**PROBLEM DETAILS**
Scan the lines below for "name" and copy the matches.

**SOURCE DATA**
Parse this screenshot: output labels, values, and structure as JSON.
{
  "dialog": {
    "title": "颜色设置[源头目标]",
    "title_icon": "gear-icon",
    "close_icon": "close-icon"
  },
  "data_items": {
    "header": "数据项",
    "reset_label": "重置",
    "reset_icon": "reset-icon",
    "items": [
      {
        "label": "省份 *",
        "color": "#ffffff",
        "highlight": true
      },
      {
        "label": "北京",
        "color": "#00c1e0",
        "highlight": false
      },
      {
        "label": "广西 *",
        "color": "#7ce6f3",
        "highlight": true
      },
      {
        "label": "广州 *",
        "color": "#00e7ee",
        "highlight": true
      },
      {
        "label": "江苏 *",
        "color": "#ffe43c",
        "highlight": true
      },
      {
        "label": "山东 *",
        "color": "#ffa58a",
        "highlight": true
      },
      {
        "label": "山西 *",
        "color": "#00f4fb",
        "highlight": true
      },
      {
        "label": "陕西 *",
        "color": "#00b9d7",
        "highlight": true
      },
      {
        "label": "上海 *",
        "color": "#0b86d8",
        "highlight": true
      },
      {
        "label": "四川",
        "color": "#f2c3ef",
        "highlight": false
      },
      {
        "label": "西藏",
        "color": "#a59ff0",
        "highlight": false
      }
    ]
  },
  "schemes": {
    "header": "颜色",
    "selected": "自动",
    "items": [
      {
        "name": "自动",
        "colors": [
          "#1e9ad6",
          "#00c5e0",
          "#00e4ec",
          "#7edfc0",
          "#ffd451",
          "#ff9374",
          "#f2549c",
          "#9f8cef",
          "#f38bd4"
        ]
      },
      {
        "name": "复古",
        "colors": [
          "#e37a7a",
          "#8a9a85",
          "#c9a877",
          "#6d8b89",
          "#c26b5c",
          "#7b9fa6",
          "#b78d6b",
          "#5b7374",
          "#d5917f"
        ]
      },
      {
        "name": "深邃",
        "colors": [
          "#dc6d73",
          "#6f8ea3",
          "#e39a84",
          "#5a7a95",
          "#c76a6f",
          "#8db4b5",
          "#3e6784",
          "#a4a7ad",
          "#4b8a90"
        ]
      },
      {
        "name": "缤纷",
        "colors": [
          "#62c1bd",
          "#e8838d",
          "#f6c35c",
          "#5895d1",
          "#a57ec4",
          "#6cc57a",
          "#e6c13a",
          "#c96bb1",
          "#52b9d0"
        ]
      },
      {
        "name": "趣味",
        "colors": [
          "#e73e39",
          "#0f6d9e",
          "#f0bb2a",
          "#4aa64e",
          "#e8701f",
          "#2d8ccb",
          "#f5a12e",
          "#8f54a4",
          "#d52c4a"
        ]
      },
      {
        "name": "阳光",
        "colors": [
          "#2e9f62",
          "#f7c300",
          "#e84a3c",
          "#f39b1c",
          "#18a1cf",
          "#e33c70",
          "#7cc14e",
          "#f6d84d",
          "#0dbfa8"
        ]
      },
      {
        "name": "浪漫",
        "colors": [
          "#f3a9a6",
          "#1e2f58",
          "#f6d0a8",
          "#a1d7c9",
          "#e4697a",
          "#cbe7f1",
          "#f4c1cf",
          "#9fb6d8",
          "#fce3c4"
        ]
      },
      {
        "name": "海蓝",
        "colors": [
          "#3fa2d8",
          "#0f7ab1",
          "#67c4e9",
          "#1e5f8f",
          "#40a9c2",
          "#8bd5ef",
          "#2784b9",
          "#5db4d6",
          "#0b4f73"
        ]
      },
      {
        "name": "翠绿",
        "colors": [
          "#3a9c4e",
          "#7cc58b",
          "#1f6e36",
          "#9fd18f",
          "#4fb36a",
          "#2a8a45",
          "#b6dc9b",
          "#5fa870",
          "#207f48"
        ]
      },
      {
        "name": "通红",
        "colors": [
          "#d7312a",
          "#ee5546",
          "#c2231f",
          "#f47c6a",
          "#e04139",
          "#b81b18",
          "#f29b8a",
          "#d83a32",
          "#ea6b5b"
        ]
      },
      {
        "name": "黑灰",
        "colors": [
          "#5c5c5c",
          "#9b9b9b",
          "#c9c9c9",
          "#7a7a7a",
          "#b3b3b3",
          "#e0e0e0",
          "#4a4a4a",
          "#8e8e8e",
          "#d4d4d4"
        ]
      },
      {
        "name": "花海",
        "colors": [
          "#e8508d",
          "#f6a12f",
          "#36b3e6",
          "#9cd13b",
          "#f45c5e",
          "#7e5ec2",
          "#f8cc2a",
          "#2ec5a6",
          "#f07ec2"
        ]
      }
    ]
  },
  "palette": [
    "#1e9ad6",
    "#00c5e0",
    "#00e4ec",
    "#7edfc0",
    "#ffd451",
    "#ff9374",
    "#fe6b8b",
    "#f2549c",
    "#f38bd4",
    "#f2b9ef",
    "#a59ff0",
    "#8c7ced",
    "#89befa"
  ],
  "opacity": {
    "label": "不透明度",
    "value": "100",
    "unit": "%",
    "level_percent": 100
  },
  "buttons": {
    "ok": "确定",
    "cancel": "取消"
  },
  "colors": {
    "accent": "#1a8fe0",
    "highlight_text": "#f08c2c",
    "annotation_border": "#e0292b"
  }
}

**RESPONSE FOR THIS EXERCISE**
        "name": "自动",
        "name": "复古",
        "name": "深邃",
        "name": "缤纷",
        "name": "趣味",
        "name": "阳光",
        "name": "浪漫",
        "name": "海蓝",
        "name": "翠绿",
        "name": "通红",
        "name": "黑灰",
        "name": "花海",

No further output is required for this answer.